The battle raged in Trimarchi for the upcoming weeks, and his mental and physical resiliency became stronger with the passing days. Overcoming temptations such as sweets, fast food and soda, and replacing them with lean meat, fresh fruits and water was challenging, but Trimarchi never gave up on himself.

"I didn't falter. Going back to the Honor Guard was my only option," said Trimarchi. "I could've come up with excuses why getting out of bed at 4 a.m. to run was a bad idea, or why I deserved a 'cheat meal' - but I was done with the excuses. Making excuses, and not taking personal responsibility, is what got me into the mess I was in at the time."

On cue, after the allotted two months passed, Trimarchi returned. Nobody knew if he would ever button up his ceremonial service uniform and take part in Honor Guard details again; that was, until he walked in the Honor Guard building.

He looked different, physically and mentally. He had a confidence that seemed to radiate off him, and he looked half the size he was just two months earlier. Trimarchi was able to complete his rotation as an Honor Guardsmen.  He realized his short-term goals, but that accomplishment only opened the door for more to come, such as his current training to apply for Air Force Special Operations.

"Trimarchi's passion for total fitness, healthy eating and exercise is contagious," said Staff Sgt. William O'Brien, 628th Public Affairs NCO in charge of media operations. "He's young, idealistic, enthusiastic and motivated."

Trimarchi overcame the obstacles, never gave up and achieved his goals of personal fitness. However, he believes his story is more of a cautionary tale than a heroic one.

"Nobody should ever let themselves get to where I was," said Trimarchi. "Being in the Air Force, you already have a certain level of professionalism to maintain. It took me losing everything to learn how important that was, and I'll never take something as meaningful as wearing the Air Force uniform for granted again."

According to Trimarchi, he hopes all Airmen, of every rank, can learn something from his obstacles. As Airmen, our professionalism is directed by our ability to do more than maintain standards. It is our duty to exceed the minimum standards to strive for excellence in all we do.

"I look better and feel better," said Trimarchi. "But my journey wouldn't have happened without the proper mindset and support. If you can conquer your mind, then your body will have no choice but to follow. Just set a goal, get support, believe in yourself and never give up."

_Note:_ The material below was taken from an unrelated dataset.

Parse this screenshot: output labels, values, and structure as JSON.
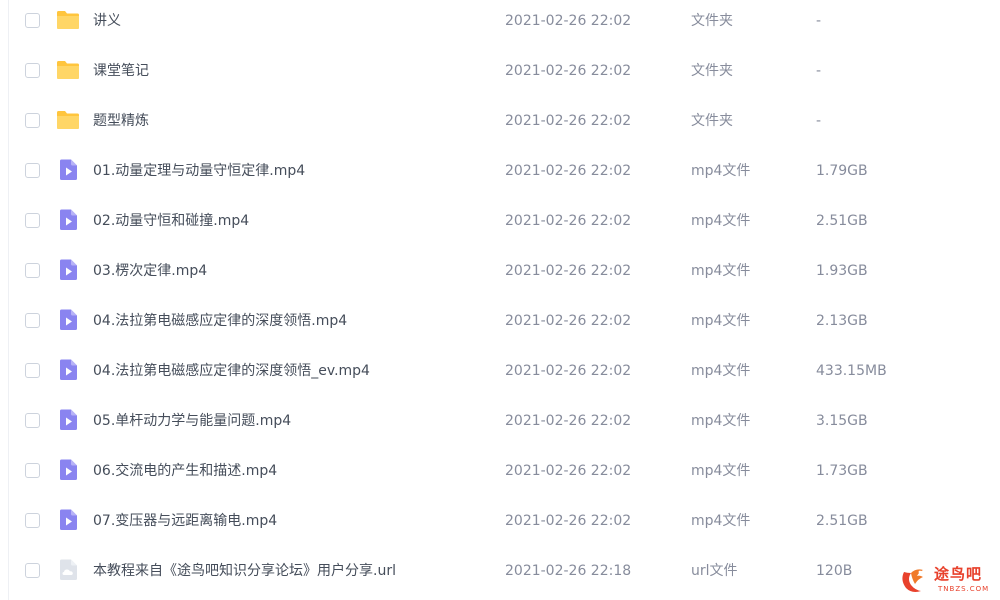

Today, Trimarchi has ambitions to join Air Force Special Operations and works out with anybody that asks for it. He is running, swimming, biking and working out on a daily basis.
He has kept the Airmen in his office inspired; the testament to his story isn't just the battle he waged within himself, but the way he helped change those around him. It has redefined the standard of what makes a wingman.

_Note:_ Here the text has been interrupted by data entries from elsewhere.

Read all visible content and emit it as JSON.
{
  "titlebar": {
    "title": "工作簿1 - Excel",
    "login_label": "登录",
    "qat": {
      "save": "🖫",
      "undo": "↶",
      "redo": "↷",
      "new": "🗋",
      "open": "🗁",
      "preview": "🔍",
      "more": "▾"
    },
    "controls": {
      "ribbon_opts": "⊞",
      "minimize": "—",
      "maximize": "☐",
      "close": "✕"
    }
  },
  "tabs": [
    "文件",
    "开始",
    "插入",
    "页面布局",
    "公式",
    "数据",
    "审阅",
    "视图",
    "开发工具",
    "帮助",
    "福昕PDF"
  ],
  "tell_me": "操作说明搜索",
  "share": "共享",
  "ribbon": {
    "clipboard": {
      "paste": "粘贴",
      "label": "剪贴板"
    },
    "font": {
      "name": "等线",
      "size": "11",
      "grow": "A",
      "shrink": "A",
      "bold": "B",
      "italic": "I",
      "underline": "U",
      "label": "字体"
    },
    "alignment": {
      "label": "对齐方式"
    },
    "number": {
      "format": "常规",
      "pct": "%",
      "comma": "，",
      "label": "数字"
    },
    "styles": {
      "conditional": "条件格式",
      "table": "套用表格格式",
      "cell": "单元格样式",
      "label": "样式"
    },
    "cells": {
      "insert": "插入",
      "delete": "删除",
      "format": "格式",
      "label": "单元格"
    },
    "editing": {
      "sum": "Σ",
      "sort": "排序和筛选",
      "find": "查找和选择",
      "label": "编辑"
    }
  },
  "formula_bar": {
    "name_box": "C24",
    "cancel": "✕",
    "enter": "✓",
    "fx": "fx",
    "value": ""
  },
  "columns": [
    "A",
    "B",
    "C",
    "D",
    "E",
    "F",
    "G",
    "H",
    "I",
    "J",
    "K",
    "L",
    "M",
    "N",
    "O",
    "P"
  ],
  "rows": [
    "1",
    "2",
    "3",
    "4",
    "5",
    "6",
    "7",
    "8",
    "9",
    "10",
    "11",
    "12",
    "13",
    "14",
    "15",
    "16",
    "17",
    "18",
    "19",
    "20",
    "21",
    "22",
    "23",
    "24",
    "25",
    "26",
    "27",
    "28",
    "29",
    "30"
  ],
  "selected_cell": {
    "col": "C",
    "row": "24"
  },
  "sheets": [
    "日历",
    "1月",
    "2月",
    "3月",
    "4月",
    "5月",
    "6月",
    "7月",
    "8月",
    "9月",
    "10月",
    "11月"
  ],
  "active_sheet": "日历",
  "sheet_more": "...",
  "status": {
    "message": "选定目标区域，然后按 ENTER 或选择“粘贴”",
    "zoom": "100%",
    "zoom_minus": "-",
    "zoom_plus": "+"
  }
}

Trimarchi started on his road to fitness to change himself, but in the end, he changed the lives of many.

If you're ready to begin a journey down the road to fitness, start by using base resources such as the Health and Wellness Center for professional advice